## Activity:
Filter on the word "逆魔系列": copy each matching line from the listing below.

..............................

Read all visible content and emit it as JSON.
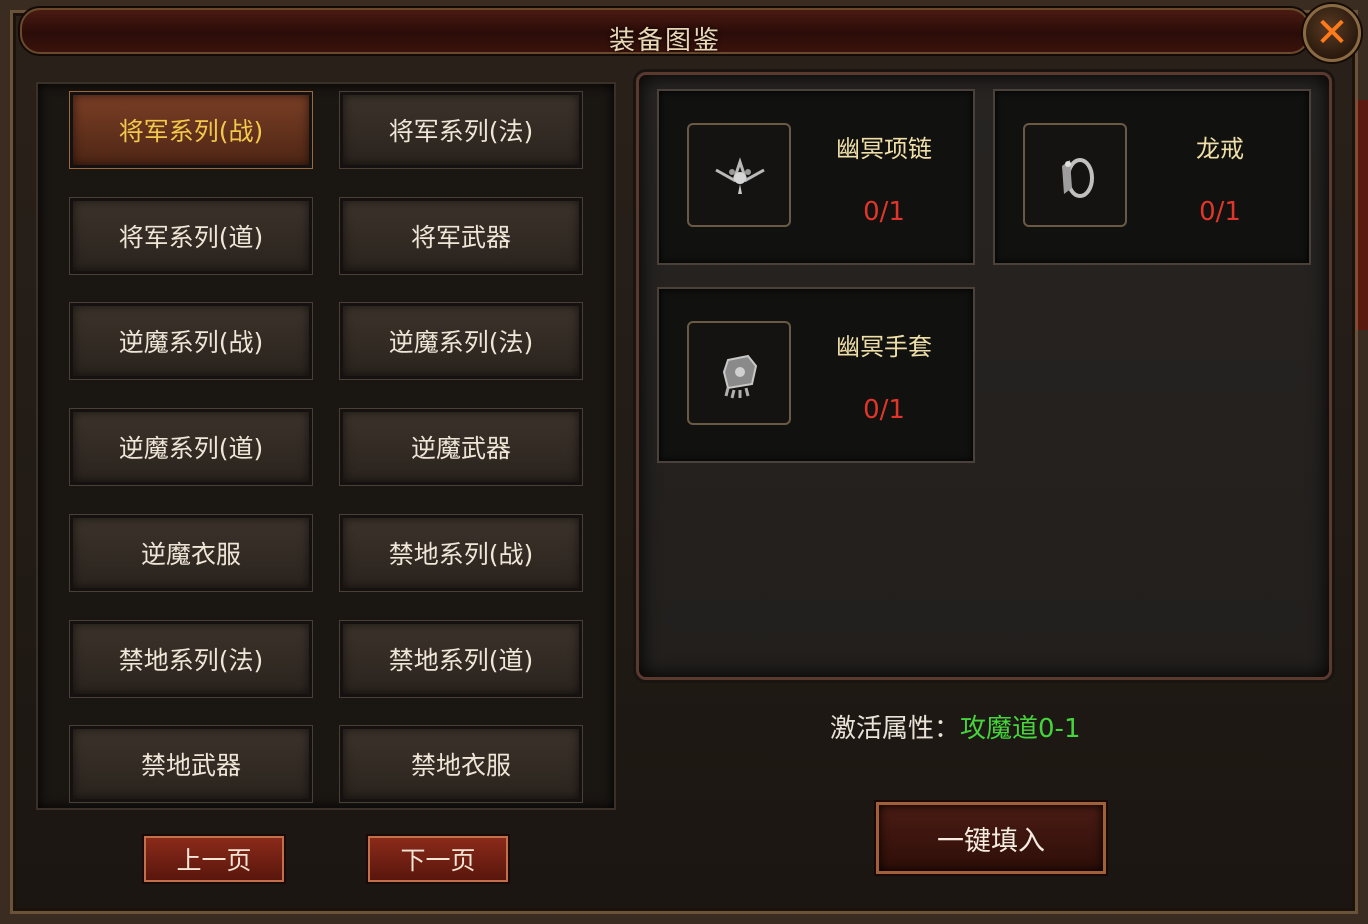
{
  "window": {
    "title": "装备图鉴",
    "close_glyph": "✕"
  },
  "series_buttons": [
    {
      "label": "将军系列(战)",
      "active": true
    },
    {
      "label": "将军系列(法)",
      "active": false
    },
    {
      "label": "将军系列(道)",
      "active": false
    },
    {
      "label": "将军武器",
      "active": false
    },
    {
      "label": "逆魔系列(战)",
      "active": false
    },
    {
      "label": "逆魔系列(法)",
      "active": false
    },
    {
      "label": "逆魔系列(道)",
      "active": false
    },
    {
      "label": "逆魔武器",
      "active": false
    },
    {
      "label": "逆魔衣服",
      "active": false
    },
    {
      "label": "禁地系列(战)",
      "active": false
    },
    {
      "label": "禁地系列(法)",
      "active": false
    },
    {
      "label": "禁地系列(道)",
      "active": false
    },
    {
      "label": "禁地武器",
      "active": false
    },
    {
      "label": "禁地衣服",
      "active": false
    }
  ],
  "pagination": {
    "prev_label": "上一页",
    "next_label": "下一页"
  },
  "items": [
    {
      "name": "幽冥项链",
      "count": "0/1",
      "icon": "necklace-icon"
    },
    {
      "name": "龙戒",
      "count": "0/1",
      "icon": "ring-icon"
    },
    {
      "name": "幽冥手套",
      "count": "0/1",
      "icon": "glove-icon"
    }
  ],
  "activation": {
    "label": "激活属性：",
    "value": "攻魔道0-1"
  },
  "fill_button": {
    "label": "一键填入"
  },
  "colors": {
    "active_text": "#f2c94c",
    "count_text": "#e0362a",
    "attr_value": "#45d43c",
    "item_name": "#f0dfa8"
  }
}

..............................

## Solved exercise:
      "label": "逆魔系列(战)",
      "label": "逆魔系列(法)",
      "label": "逆魔系列(道)",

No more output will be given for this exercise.